Does disgraced Melbourne Cup winning trainer Darren Weir’s four-year ban go far enough?
The racing industry in Australia – gallops, harness and greyhounds – is always heavily scrutinised and when someone is found guilty of animal cruelty they should rightfully punished.
No matter their status.
The explosive Four Corners expose that almost brought greyhound racing to an end in NSW back in 2016 was a prime example of what can go on behind the scenes.
Over hundreds of years, owners and trainers have come up with countless ways of trying to gain an advantage to ensure their animals win.
Drugs, supplements, jiggers, unique training methods and so on.
It’s the nature of the beast when prisemoney is up for grabs.
The industry is, however, heavily regulated with all stakeholders obliged to comply with strict guidelines.
That isn’t to say there aren’t dodgy practices taking place, but Victoria Racing and Victoria Police’s combined and patient investigations into Weir and his bent operations shows some impetus to bring those responsible to justice.
Like racing or think it’s inhumane despite those that follow best practice or not, the industry employees thousands of Tasmanians and Australians.
Ranging from administrators, breeders, track workers, jockeys, betting agencies employees, journalists and the like.
It’s a big business and Weir’s errors have certainly cost many their bread and butter.
Some say Weir shouldn't be allowed to train again, and are rightly angered at his actions.
But it is unlikely he will enter the industry again and the entire industry shouldn’t be tarred with the same corrupt Weir brush, because like every occupation, there are good people in racing.
Good people that follow the law and care about the animals they are working with and deserve to go about their work with any preconceptions.

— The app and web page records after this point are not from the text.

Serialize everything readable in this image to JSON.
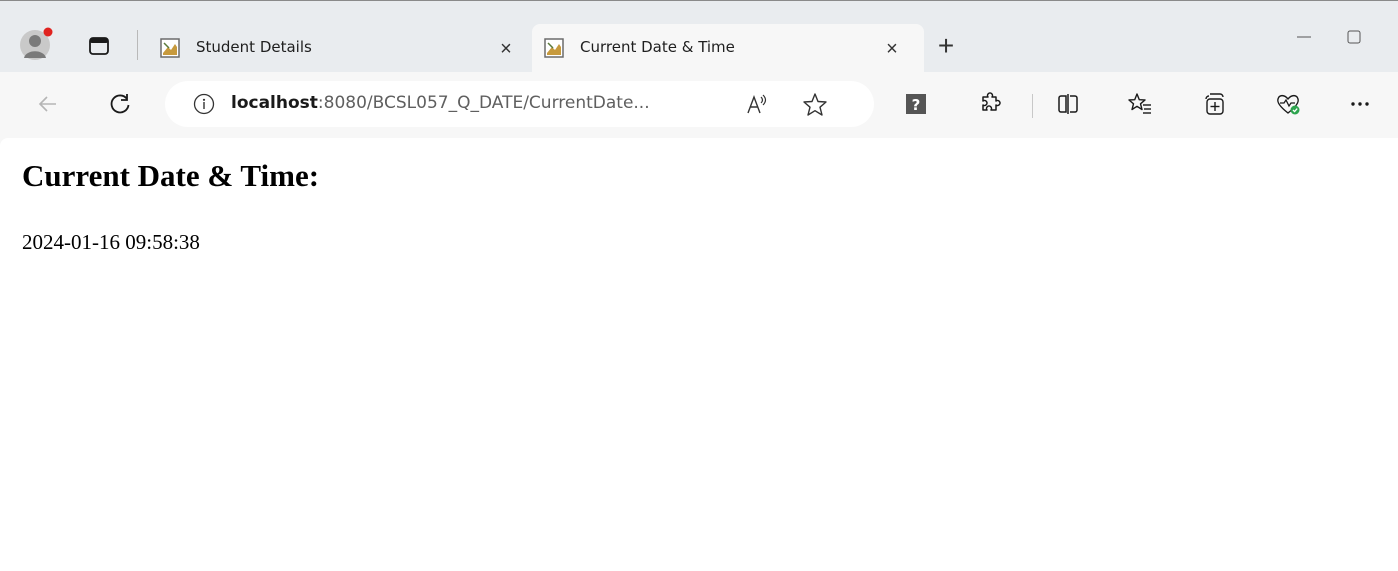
{
  "tabs": [
    {
      "title": "Student Details",
      "active": false,
      "close": "×"
    },
    {
      "title": "Current Date & Time",
      "active": true,
      "close": "×"
    }
  ],
  "new_tab": "+",
  "address_bar": {
    "host": "localhost",
    "rest": ":8080/BCSL057_Q_DATE/CurrentDate..."
  },
  "toolbar_icons": [
    "back-icon",
    "refresh-icon",
    "site-info-icon",
    "read-aloud-icon",
    "favorite-star-icon",
    "extension-help-icon",
    "extensions-icon",
    "split-screen-icon",
    "favorites-icon",
    "collections-icon",
    "browser-essentials-icon",
    "more-icon"
  ],
  "page": {
    "heading": "Current Date & Time:",
    "datetime": "2024-01-16 09:58:38"
  },
  "colors": {
    "tabstrip_bg": "#e9ecef",
    "toolbar_bg": "#f7f7f7",
    "profile_badge": "#e0231f",
    "essentials_badge": "#2da44e"
  }
}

Like every workplace, there are those that do their job well and those that don’t.